• Exercise objective
An exact reproduction of the records is required, with all pictures omitted.

• Data
┄┄┄┄┄┄

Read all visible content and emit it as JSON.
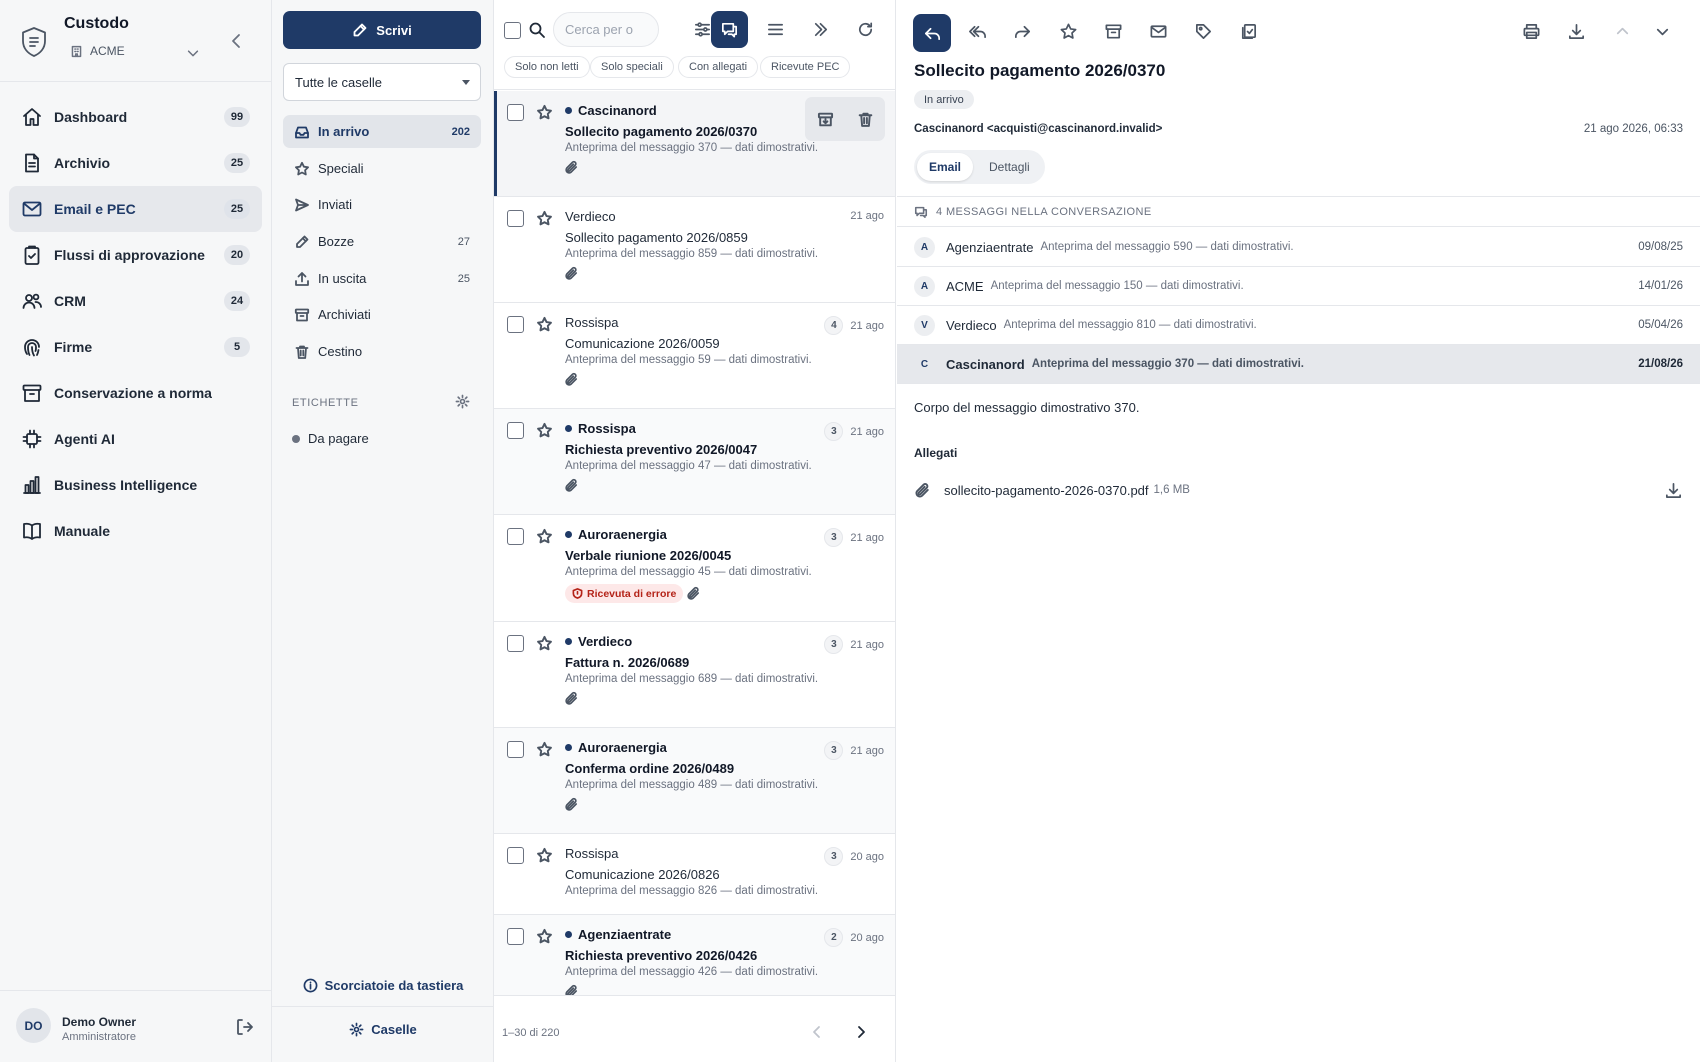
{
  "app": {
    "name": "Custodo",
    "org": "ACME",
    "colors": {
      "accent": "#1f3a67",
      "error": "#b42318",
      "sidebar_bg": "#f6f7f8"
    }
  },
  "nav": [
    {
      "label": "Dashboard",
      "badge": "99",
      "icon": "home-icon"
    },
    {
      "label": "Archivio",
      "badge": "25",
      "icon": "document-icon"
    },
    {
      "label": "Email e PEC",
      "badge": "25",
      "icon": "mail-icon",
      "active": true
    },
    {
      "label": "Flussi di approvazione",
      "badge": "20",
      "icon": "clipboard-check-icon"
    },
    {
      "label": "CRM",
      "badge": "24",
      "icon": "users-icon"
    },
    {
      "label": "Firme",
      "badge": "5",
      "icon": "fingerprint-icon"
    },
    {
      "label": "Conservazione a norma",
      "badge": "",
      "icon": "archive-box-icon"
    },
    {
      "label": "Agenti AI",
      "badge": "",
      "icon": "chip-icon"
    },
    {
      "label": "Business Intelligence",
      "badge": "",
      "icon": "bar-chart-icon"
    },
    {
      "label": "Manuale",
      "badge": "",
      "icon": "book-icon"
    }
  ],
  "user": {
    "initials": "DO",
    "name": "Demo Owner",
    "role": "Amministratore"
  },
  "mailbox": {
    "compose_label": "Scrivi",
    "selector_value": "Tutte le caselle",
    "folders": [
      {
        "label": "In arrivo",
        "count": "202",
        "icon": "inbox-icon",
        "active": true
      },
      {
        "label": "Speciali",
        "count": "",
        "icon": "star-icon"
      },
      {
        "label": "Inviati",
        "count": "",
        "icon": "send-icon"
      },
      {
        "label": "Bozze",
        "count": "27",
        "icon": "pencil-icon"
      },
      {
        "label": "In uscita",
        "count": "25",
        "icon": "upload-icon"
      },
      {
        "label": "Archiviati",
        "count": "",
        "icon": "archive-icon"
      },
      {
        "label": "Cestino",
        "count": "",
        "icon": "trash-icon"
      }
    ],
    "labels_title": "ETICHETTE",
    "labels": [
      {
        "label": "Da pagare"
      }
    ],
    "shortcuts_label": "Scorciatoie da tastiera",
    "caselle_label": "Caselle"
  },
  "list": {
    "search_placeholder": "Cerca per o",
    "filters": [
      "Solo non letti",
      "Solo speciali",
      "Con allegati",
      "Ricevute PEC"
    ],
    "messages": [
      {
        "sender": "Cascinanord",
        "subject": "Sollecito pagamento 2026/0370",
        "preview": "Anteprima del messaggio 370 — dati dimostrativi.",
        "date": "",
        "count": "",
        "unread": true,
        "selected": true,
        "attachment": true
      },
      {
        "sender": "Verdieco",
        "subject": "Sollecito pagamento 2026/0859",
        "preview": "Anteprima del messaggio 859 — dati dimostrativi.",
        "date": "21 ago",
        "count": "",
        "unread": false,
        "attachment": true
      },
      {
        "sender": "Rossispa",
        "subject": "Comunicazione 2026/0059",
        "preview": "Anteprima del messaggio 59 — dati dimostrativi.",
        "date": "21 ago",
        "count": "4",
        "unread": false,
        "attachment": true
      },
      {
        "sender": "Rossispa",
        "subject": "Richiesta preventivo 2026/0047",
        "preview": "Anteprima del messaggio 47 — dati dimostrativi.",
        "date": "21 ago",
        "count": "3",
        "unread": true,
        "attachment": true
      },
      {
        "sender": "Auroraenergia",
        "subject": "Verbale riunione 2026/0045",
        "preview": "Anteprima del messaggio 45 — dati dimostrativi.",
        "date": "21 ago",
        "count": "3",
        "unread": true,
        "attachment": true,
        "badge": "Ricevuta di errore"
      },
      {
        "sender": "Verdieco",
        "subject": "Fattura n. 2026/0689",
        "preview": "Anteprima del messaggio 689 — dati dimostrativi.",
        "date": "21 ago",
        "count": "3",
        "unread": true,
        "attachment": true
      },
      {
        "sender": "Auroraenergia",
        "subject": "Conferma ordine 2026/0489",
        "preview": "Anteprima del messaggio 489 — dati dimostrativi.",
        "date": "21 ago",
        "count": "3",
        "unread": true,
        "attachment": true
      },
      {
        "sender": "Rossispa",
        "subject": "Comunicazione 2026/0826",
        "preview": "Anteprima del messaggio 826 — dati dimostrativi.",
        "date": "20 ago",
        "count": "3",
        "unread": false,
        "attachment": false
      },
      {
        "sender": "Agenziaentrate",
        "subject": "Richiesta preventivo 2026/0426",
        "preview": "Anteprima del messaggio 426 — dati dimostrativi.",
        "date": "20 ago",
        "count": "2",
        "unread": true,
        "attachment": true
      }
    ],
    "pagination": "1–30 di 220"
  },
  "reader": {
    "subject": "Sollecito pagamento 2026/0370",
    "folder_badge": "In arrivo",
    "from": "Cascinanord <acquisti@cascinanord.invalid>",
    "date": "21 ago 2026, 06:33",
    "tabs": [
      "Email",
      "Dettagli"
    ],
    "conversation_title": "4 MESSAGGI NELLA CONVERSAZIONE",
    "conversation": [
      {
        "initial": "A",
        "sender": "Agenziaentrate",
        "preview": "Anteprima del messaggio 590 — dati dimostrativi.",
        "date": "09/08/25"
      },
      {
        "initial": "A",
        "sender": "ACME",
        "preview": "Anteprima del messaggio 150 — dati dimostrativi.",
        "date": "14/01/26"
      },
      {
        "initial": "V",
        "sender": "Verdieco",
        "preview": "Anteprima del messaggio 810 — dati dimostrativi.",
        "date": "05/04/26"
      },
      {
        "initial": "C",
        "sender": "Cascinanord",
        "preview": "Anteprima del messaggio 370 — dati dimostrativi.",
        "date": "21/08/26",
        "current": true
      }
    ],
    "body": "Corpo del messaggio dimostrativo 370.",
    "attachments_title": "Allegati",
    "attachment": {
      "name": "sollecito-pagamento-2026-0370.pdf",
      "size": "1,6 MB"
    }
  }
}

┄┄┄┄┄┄

• Exercise response
Read all visible content and emit it as JSON.
{
  "app": {
    "name": "Custodo",
    "org": "ACME",
    "colors": {
      "accent": "#1f3a67",
      "error": "#b42318",
      "sidebar_bg": "#f6f7f8"
    }
  },
  "nav": [
    {
      "label": "Dashboard",
      "badge": "99",
      "icon": "home-icon"
    },
    {
      "label": "Archivio",
      "badge": "25",
      "icon": "document-icon"
    },
    {
      "label": "Email e PEC",
      "badge": "25",
      "icon": "mail-icon",
      "active": true
    },
    {
      "label": "Flussi di approvazione",
      "badge": "20",
      "icon": "clipboard-check-icon"
    },
    {
      "label": "CRM",
      "badge": "24",
      "icon": "users-icon"
    },
    {
      "label": "Firme",
      "badge": "5",
      "icon": "fingerprint-icon"
    },
    {
      "label": "Conservazione a norma",
      "badge": "",
      "icon": "archive-box-icon"
    },
    {
      "label": "Agenti AI",
      "badge": "",
      "icon": "chip-icon"
    },
    {
      "label": "Business Intelligence",
      "badge": "",
      "icon": "bar-chart-icon"
    },
    {
      "label": "Manuale",
      "badge": "",
      "icon": "book-icon"
    }
  ],
  "user": {
    "initials": "DO",
    "name": "Demo Owner",
    "role": "Amministratore"
  },
  "mailbox": {
    "compose_label": "Scrivi",
    "selector_value": "Tutte le caselle",
    "folders": [
      {
        "label": "In arrivo",
        "count": "202",
        "icon": "inbox-icon",
        "active": true
      },
      {
        "label": "Speciali",
        "count": "",
        "icon": "star-icon"
      },
      {
        "label": "Inviati",
        "count": "",
        "icon": "send-icon"
      },
      {
        "label": "Bozze",
        "count": "27",
        "icon": "pencil-icon"
      },
      {
        "label": "In uscita",
        "count": "25",
        "icon": "upload-icon"
      },
      {
        "label": "Archiviati",
        "count": "",
        "icon": "archive-icon"
      },
      {
        "label": "Cestino",
        "count": "",
        "icon": "trash-icon"
      }
    ],
    "labels_title": "ETICHETTE",
    "labels": [
      {
        "label": "Da pagare"
      }
    ],
    "shortcuts_label": "Scorciatoie da tastiera",
    "caselle_label": "Caselle"
  },
  "list": {
    "search_placeholder": "Cerca per o",
    "filters": [
      "Solo non letti",
      "Solo speciali",
      "Con allegati",
      "Ricevute PEC"
    ],
    "messages": [
      {
        "sender": "Cascinanord",
        "subject": "Sollecito pagamento 2026/0370",
        "preview": "Anteprima del messaggio 370 — dati dimostrativi.",
        "date": "",
        "count": "",
        "unread": true,
        "selected": true,
        "attachment": true
      },
      {
        "sender": "Verdieco",
        "subject": "Sollecito pagamento 2026/0859",
        "preview": "Anteprima del messaggio 859 — dati dimostrativi.",
        "date": "21 ago",
        "count": "",
        "unread": false,
        "attachment": true
      },
      {
        "sender": "Rossispa",
        "subject": "Comunicazione 2026/0059",
        "preview": "Anteprima del messaggio 59 — dati dimostrativi.",
        "date": "21 ago",
        "count": "4",
        "unread": false,
        "attachment": true
      },
      {
        "sender": "Rossispa",
        "subject": "Richiesta preventivo 2026/0047",
        "preview": "Anteprima del messaggio 47 — dati dimostrativi.",
        "date": "21 ago",
        "count": "3",
        "unread": true,
        "attachment": true
      },
      {
        "sender": "Auroraenergia",
        "subject": "Verbale riunione 2026/0045",
        "preview": "Anteprima del messaggio 45 — dati dimostrativi.",
        "date": "21 ago",
        "count": "3",
        "unread": true,
        "attachment": true,
        "badge": "Ricevuta di errore"
      },
      {
        "sender": "Verdieco",
        "subject": "Fattura n. 2026/0689",
        "preview": "Anteprima del messaggio 689 — dati dimostrativi.",
        "date": "21 ago",
        "count": "3",
        "unread": true,
        "attachment": true
      },
      {
        "sender": "Auroraenergia",
        "subject": "Conferma ordine 2026/0489",
        "preview": "Anteprima del messaggio 489 — dati dimostrativi.",
        "date": "21 ago",
        "count": "3",
        "unread": true,
        "attachment": true
      },
      {
        "sender": "Rossispa",
        "subject": "Comunicazione 2026/0826",
        "preview": "Anteprima del messaggio 826 — dati dimostrativi.",
        "date": "20 ago",
        "count": "3",
        "unread": false,
        "attachment": false
      },
      {
        "sender": "Agenziaentrate",
        "subject": "Richiesta preventivo 2026/0426",
        "preview": "Anteprima del messaggio 426 — dati dimostrativi.",
        "date": "20 ago",
        "count": "2",
        "unread": true,
        "attachment": true
      }
    ],
    "pagination": "1–30 di 220"
  },
  "reader": {
    "subject": "Sollecito pagamento 2026/0370",
    "folder_badge": "In arrivo",
    "from": "Cascinanord <acquisti@cascinanord.invalid>",
    "date": "21 ago 2026, 06:33",
    "tabs": [
      "Email",
      "Dettagli"
    ],
    "conversation_title": "4 MESSAGGI NELLA CONVERSAZIONE",
    "conversation": [
      {
        "initial": "A",
        "sender": "Agenziaentrate",
        "preview": "Anteprima del messaggio 590 — dati dimostrativi.",
        "date": "09/08/25"
      },
      {
        "initial": "A",
        "sender": "ACME",
        "preview": "Anteprima del messaggio 150 — dati dimostrativi.",
        "date": "14/01/26"
      },
      {
        "initial": "V",
        "sender": "Verdieco",
        "preview": "Anteprima del messaggio 810 — dati dimostrativi.",
        "date": "05/04/26"
      },
      {
        "initial": "C",
        "sender": "Cascinanord",
        "preview": "Anteprima del messaggio 370 — dati dimostrativi.",
        "date": "21/08/26",
        "current": true
      }
    ],
    "body": "Corpo del messaggio dimostrativo 370.",
    "attachments_title": "Allegati",
    "attachment": {
      "name": "sollecito-pagamento-2026-0370.pdf",
      "size": "1,6 MB"
    }
  }
}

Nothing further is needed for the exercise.